Some of the genes listed in OMIM are involved in the formation of structures like desmosomes, which are important for the function of the heart. Mutations in these genes can cause severe cardiac conditions such as arrhythmogenic right ventricular cardiomyopathy.

The Catalog of Genes and Diseases from OMIM is an essential resource for anyone studying or working with genetic disorders. It consolidates information from various sources and provides a comprehensive overview of our current understanding of genetic conditions.

Gene and Variant Databases

Gene and variant databases play a crucial role in the study of genetic disorders. These databases provide information about abnormal changes (variants) identified in specific genes. They serve as valuable resources for researchers, clinicians, and individuals seeking to understand the genetic basis of various conditions.

One well-known gene database is Online Mendelian Inheritance in Man (OMIM). OMIM catalogues information about genes and genetic disorders by providing details on the associated phenotypes, references, and other relevant information.

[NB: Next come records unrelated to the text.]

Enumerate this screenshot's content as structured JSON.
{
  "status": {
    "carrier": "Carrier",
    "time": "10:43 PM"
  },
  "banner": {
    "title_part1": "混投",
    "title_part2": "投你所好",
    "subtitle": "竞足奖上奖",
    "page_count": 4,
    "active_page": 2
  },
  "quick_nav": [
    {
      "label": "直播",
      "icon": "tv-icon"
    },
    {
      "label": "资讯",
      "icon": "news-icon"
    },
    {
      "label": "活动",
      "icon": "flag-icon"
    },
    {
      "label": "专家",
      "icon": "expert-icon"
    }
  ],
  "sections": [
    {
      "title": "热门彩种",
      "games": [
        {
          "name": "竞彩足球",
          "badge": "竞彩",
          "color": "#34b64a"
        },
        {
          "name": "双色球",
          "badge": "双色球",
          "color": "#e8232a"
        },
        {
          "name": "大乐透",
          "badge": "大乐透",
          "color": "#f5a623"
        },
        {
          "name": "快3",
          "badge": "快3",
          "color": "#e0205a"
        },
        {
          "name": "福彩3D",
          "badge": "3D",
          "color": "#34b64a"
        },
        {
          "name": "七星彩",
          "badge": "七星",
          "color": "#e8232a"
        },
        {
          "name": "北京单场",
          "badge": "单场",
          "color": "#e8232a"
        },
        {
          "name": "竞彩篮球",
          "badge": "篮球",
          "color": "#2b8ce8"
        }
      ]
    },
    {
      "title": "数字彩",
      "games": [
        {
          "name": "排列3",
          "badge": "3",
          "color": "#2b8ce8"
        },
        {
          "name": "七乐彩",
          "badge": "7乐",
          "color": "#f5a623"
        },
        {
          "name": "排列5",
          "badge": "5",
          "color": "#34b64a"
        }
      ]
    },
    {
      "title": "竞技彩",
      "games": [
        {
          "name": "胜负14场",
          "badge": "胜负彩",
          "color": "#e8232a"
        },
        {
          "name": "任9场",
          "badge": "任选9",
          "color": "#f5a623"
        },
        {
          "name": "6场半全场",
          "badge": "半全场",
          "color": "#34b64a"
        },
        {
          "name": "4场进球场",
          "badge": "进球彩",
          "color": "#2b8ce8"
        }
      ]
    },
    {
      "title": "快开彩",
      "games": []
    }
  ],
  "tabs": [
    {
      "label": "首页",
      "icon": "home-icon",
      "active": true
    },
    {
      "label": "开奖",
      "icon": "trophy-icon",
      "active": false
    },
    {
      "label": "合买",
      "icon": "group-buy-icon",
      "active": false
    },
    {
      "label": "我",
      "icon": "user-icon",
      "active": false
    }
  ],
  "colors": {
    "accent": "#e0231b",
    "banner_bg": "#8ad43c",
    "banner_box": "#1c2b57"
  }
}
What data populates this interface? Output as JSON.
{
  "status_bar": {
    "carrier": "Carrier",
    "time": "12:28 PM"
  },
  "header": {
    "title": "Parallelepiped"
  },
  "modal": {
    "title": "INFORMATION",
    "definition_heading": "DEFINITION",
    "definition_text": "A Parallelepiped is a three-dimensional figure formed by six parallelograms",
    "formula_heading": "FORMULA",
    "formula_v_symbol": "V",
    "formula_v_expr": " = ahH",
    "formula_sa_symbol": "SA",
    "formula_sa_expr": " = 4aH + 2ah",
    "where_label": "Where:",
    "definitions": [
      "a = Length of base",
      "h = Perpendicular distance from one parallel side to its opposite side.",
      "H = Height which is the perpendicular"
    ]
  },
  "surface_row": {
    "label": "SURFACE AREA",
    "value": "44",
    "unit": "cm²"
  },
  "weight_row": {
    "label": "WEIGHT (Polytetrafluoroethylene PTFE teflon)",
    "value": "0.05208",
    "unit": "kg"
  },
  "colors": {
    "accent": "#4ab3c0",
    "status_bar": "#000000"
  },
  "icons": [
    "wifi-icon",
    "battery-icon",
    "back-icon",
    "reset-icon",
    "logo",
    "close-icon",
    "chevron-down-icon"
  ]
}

Another important database is PubMed, which is a comprehensive collection of scientific articles and references. It covers a wide range of topics in genetics and provides valuable insights into the latest research and discoveries in the field.

In the context of the DSP gene and related conditions, there are specific databases available. One such database is the Arrhythmogenic Right Ventricular Cardiomyopathy (ARVC) Registry. This database collects clinical information and genetic test results from individuals with ARVC, a life-threatening condition associated with abnormalities in the DSP gene.

The ARVC Registry, along with other databases like OMIM and PubMed, provides a wealth of information on the genetic basis of various conditions and the role of the DSP gene in those conditions. These resources are essential for understanding the underlying causes, clinical features, and management of DSP-related disorders.

In addition to gene-specific databases, there are also databases that list information about various genetic variants and their associated conditions. These databases include resources like ClinVar and Human Gene Mutation Database (HGMD), which compile information on genetic variants and their clinical significance.

Furthermore, additional databases focus on specific conditions related to the DSP gene, such as palmoplantar keratoderma and central centrifugal cicatricial alopecia. These databases collect information on the genetic changes associated with these conditions, helping in the diagnosis, management, and research of these rare disorders.

In summary, gene and variant databases are invaluable resources for researchers, clinicians, and individuals interested in understanding the genetic basis of various conditions. They list information about gene sequences, genetic changes, clinical features, and associated conditions. By exploring these databases, scientists and healthcare professionals can gain valuable insights into the role of the DSP gene and its variants in health and diseases.

References

Peter Reeves

By Peter Reeves

Australian National Genomic Information Service, including the database of BioManager, has been maintained for a long time by Peter Reeves, a professor at the University of Sydney. Professor Reeves is internationally renowned for his genetic analysis of enteric bacteria. He determined the genetic basis of the enormous variation in O antigens.